• Supplied records
◆ ◆ ◆ ◆ ◆

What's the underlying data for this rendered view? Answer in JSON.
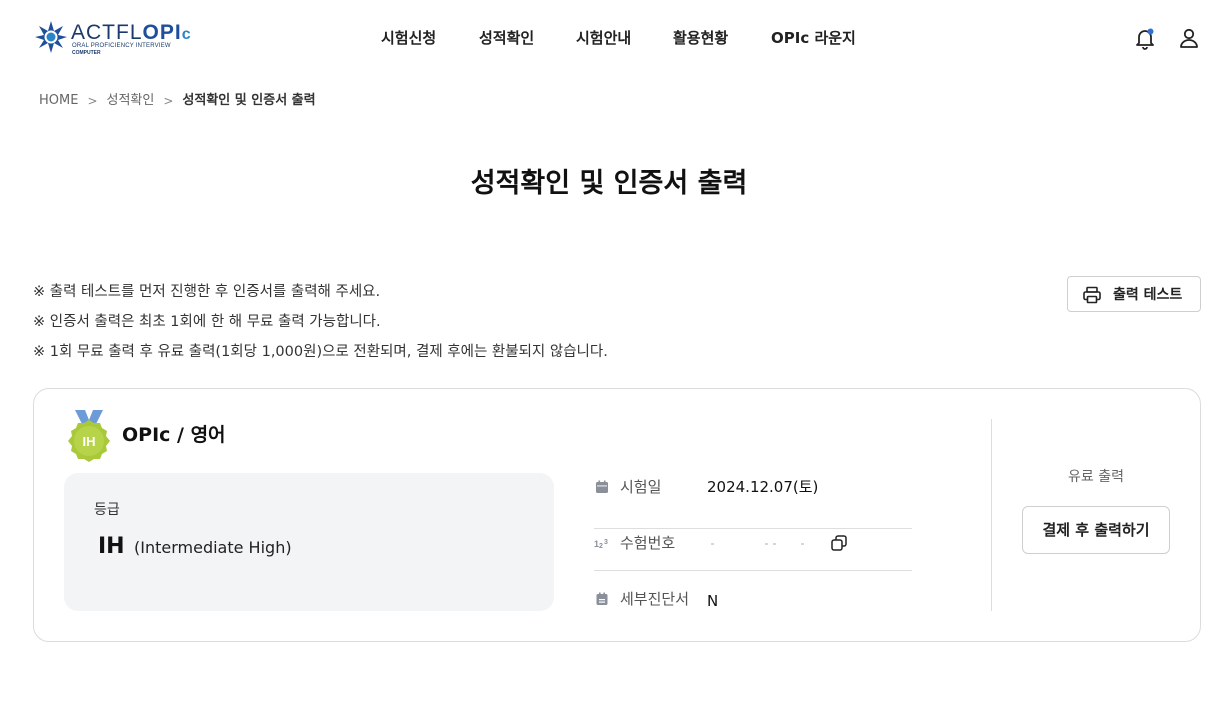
{
  "header": {
    "logo": {
      "brand_prefix": "ACTFL",
      "brand_opi": "OPI",
      "brand_c": "c",
      "subtitle": "ORAL PROFICIENCY INTERVIEW",
      "subtitle2": "COMPUTER"
    },
    "nav": [
      {
        "label": "시험신청"
      },
      {
        "label": "성적확인"
      },
      {
        "label": "시험안내"
      },
      {
        "label": "활용현황"
      },
      {
        "label": "OPIc 라운지"
      }
    ],
    "icons": {
      "notification": "bell-icon",
      "account": "user-icon"
    },
    "notification_dot_color": "#2f6fd6"
  },
  "breadcrumb": {
    "items": [
      "HOME",
      "성적확인",
      "성적확인 및 인증서 출력"
    ],
    "separator": ">"
  },
  "page": {
    "title": "성적확인 및 인증서 출력"
  },
  "notices": [
    "※ 출력 테스트를 먼저 진행한 후 인증서를 출력해 주세요.",
    "※ 인증서 출력은 최초 1회에 한 해 무료 출력 가능합니다.",
    "※ 1회 무료 출력 후 유료 출력(1회당 1,000원)으로 전환되며, 결제 후에는 환불되지 않습니다."
  ],
  "print_test_button": {
    "label": "출력 테스트",
    "icon": "printer-icon"
  },
  "result_card": {
    "badge": {
      "text": "IH",
      "color": "#a9c93a",
      "ribbon_color": "#6d9bd8"
    },
    "exam_name": "OPIc / 영어",
    "grade": {
      "label": "등급",
      "code": "IH",
      "description": "(Intermediate High)"
    },
    "info": [
      {
        "icon": "calendar-icon",
        "key": "시험일",
        "value": "2024.12.07(토)"
      },
      {
        "icon": "number-icon",
        "key": "수험번호",
        "value": ""
      },
      {
        "icon": "document-icon",
        "key": "세부진단서",
        "value": "N"
      }
    ],
    "paid_print": {
      "label": "유료 출력",
      "button_label": "결제 후 출력하기"
    }
  }
}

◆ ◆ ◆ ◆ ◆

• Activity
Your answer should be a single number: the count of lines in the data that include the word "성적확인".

• Solution to this task
4